§ Task requirements
Write the data out again exactly, with no pictures.

━━ Provided entries

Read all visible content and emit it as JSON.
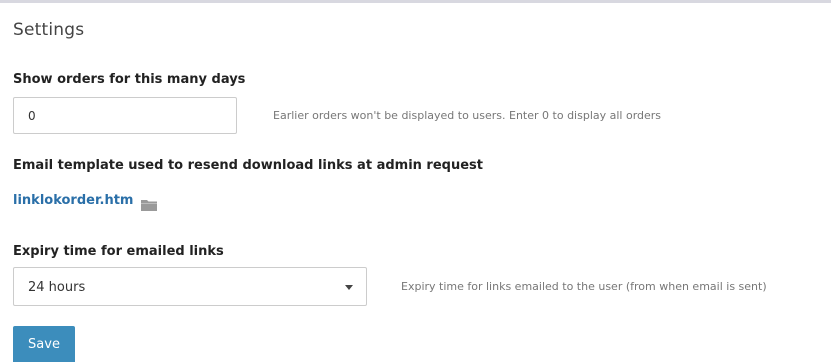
{
  "settings": {
    "title": "Settings",
    "days": {
      "label": "Show orders for this many days",
      "value": "0",
      "help": "Earlier orders won't be displayed to users. Enter 0 to display all orders"
    },
    "template": {
      "label": "Email template used to resend download links at admin request",
      "file": "linklokorder.htm",
      "icon": "folder-icon"
    },
    "expiry": {
      "label": "Expiry time for emailed links",
      "selected": "24 hours",
      "help": "Expiry time for links emailed to the user (from when email is sent)",
      "icon": "chevron-down-icon"
    },
    "save_label": "Save"
  },
  "colors": {
    "accent": "#3c8dbc",
    "link": "#2a6fa8",
    "border": "#cccccc",
    "muted_text": "#777777"
  }
}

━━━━

§ Solved problem
Read all visible content and emit it as JSON.
{
  "settings": {
    "title": "Settings",
    "days": {
      "label": "Show orders for this many days",
      "value": "0",
      "help": "Earlier orders won't be displayed to users. Enter 0 to display all orders"
    },
    "template": {
      "label": "Email template used to resend download links at admin request",
      "file": "linklokorder.htm",
      "icon": "folder-icon"
    },
    "expiry": {
      "label": "Expiry time for emailed links",
      "selected": "24 hours",
      "help": "Expiry time for links emailed to the user (from when email is sent)",
      "icon": "chevron-down-icon"
    },
    "save_label": "Save"
  },
  "colors": {
    "accent": "#3c8dbc",
    "link": "#2a6fa8",
    "border": "#cccccc",
    "muted_text": "#777777"
  }
}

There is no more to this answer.